The Associated Press reports that Omar confirmed Mehsud's death to his Pakistani interrogators. Since the Aug. 5 drone strike, some Taliban members had claimed Mehsud was still alive, though the US said he was almost surely killed. Omar's capture comes at a time when the discovery of mass graves in Swat Valley is raising questions about how the Pakistani security forces are dealing with militants.
English-language Pakistani daily The News reports that Omar was arrested Monday evening in Mohmand Agency, a tribal region in the northwest of Pakistan, as he was on his way to a meeting a Taliban commanders.
According to The Times of London, Omar was arrested through the help of local anti-Taliban militias. The arrest is seen as another success for Pakistan's military, which is currently gearing up to launch a ground operation in the South Waziristan tribal region, reports the BBC.
Correspondents say Maulvi Omar's importance has diminished in recent weeks because of Army advances in his stronghold of Bajaur, in north-western Pakistan….
But the BBC's Aleem Maqbool, in Islamabad, says Maulvi Omar's detention will be seen as another success for the Pakistani military.
He was a senior aide to Baitullah Mehsud, and Pakistan will be hoping the removal of key leadership figures will plunge the Taliban into disarray, our correspondent says.
On Monday, Pakistani police also arrested Qari Saifullah, another Taliban commander who is accused of planning terrorist activities in the capital Islamabad, reports The Daily Times, a Pakistani daily.
The [police] official said Qari Saifullah, who was found injured and is being treated at a hospital, was a member of the Tehreek-e-Taliban Pakistan. He said Saifullah was a close associate of Baitullah Mehsud and an accomplice of another high-profile terrorist, Fidaullah, who had been arrested by the police two months ago.
The arrests of high-profile Taliban commanders come at a time when the Pakistan security forces' handling of militants is under scrutiny after the discovery of mass graves in the Swat Valley by a fact-finding mission of the Human Rights Commission of Pakistan (HRCP) over the weekend. Pakistan launched an offensive in the area in April to drive out the Taliban.
There is a strong argument that Pakistani courts cannot be expected to punish the militants and could even bail them out. This may be partly true but it still cannot justify extrajudicial killings … because such actions violate the law and replicate the Taliban's actions.

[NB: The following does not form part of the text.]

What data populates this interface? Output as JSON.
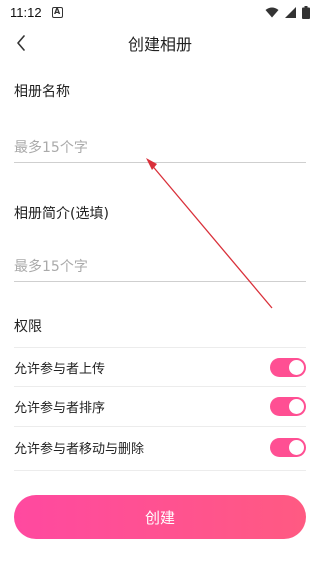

HRCP chairperson Asma Jehangir ... in a press release noted ...
"It is vital for the success of the military operation against terrorists that the security forces' actions are distinguishable from the atrocities by the Taliban…. Human-rights violations by security forces can only be discouraged if the state puts in place a transparent mechanism to monitor violations both during and post-conflict and fulfil its obligations of providing justice through due process."
The military has denied any responsibility for the bodies or mass graves.